[Element data from apps and pages]
---

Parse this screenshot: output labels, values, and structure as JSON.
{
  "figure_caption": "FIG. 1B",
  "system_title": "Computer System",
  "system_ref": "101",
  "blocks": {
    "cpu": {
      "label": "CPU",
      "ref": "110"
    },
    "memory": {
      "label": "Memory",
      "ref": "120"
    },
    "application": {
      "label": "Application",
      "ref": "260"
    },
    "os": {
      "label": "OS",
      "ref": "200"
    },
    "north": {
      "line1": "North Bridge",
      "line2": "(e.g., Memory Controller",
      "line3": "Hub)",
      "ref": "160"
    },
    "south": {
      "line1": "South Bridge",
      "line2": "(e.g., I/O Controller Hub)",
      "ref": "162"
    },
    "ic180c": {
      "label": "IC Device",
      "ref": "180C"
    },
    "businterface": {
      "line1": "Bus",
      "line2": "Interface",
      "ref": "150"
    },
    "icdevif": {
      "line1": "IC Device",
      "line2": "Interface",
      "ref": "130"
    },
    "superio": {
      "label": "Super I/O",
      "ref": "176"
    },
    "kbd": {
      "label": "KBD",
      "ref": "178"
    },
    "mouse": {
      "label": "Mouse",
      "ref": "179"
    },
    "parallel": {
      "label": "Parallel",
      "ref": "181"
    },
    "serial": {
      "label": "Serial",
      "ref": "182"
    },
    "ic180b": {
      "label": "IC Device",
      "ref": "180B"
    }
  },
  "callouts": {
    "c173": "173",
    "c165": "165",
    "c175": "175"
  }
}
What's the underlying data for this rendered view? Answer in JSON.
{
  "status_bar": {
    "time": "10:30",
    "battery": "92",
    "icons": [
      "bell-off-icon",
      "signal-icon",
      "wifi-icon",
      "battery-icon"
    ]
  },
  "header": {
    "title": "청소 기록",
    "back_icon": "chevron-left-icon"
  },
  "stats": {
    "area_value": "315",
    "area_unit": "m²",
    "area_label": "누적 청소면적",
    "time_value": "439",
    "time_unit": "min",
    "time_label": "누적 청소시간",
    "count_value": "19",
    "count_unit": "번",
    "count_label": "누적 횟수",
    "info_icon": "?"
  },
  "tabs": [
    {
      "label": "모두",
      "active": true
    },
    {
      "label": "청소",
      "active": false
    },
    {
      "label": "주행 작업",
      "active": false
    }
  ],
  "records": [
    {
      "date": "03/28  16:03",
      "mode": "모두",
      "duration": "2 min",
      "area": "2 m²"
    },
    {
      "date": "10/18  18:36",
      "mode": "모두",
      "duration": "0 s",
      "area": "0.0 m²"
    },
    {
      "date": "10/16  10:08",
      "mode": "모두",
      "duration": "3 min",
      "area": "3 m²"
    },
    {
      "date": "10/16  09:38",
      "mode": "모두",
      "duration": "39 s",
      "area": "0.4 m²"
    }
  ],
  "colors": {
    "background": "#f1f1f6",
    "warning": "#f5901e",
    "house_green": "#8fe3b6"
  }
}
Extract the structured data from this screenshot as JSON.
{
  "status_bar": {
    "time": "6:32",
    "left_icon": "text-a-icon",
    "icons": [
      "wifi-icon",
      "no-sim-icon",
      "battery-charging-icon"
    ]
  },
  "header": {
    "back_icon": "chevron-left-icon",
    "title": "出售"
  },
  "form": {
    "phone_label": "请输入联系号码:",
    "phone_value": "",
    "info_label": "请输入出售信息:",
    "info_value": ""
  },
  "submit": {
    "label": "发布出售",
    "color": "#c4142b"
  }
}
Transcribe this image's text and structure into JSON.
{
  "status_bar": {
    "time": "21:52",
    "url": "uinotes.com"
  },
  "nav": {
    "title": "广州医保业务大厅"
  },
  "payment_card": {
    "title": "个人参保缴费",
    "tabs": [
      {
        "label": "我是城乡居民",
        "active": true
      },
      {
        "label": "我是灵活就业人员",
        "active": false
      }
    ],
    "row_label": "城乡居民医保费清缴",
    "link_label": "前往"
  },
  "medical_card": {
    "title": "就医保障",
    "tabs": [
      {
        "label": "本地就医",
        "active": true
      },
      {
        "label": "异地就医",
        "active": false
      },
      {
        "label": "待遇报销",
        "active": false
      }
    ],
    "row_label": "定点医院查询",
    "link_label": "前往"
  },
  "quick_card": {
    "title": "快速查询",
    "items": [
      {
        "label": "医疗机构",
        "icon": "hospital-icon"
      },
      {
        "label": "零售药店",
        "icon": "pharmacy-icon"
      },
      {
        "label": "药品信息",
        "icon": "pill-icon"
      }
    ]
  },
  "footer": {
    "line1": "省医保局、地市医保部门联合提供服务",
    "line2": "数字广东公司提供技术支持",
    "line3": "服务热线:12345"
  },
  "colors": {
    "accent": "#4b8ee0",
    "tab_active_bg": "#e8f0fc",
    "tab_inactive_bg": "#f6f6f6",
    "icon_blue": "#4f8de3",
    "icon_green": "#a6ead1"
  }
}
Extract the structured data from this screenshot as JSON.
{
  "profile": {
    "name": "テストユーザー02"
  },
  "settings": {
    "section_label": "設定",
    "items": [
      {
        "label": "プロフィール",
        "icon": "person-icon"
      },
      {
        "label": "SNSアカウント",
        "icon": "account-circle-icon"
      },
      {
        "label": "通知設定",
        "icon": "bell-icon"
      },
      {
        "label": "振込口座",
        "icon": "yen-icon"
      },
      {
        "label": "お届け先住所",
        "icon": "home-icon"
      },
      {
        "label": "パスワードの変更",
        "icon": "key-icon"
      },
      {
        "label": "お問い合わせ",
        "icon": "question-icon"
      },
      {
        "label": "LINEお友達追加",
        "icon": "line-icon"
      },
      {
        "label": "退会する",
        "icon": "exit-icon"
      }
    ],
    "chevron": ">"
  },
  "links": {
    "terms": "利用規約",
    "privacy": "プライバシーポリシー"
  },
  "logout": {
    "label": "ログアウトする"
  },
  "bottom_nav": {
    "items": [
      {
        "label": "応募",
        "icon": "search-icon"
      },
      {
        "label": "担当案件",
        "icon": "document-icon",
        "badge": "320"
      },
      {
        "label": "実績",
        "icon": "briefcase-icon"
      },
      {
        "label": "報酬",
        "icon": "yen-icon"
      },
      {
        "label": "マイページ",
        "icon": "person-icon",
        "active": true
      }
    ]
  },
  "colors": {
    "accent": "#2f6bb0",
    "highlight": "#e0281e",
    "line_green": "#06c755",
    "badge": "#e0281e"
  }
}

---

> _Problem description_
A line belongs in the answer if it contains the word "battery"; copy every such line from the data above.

> _Exercise response_
    "battery": "92",
      "battery-icon"
      "battery-charging-icon"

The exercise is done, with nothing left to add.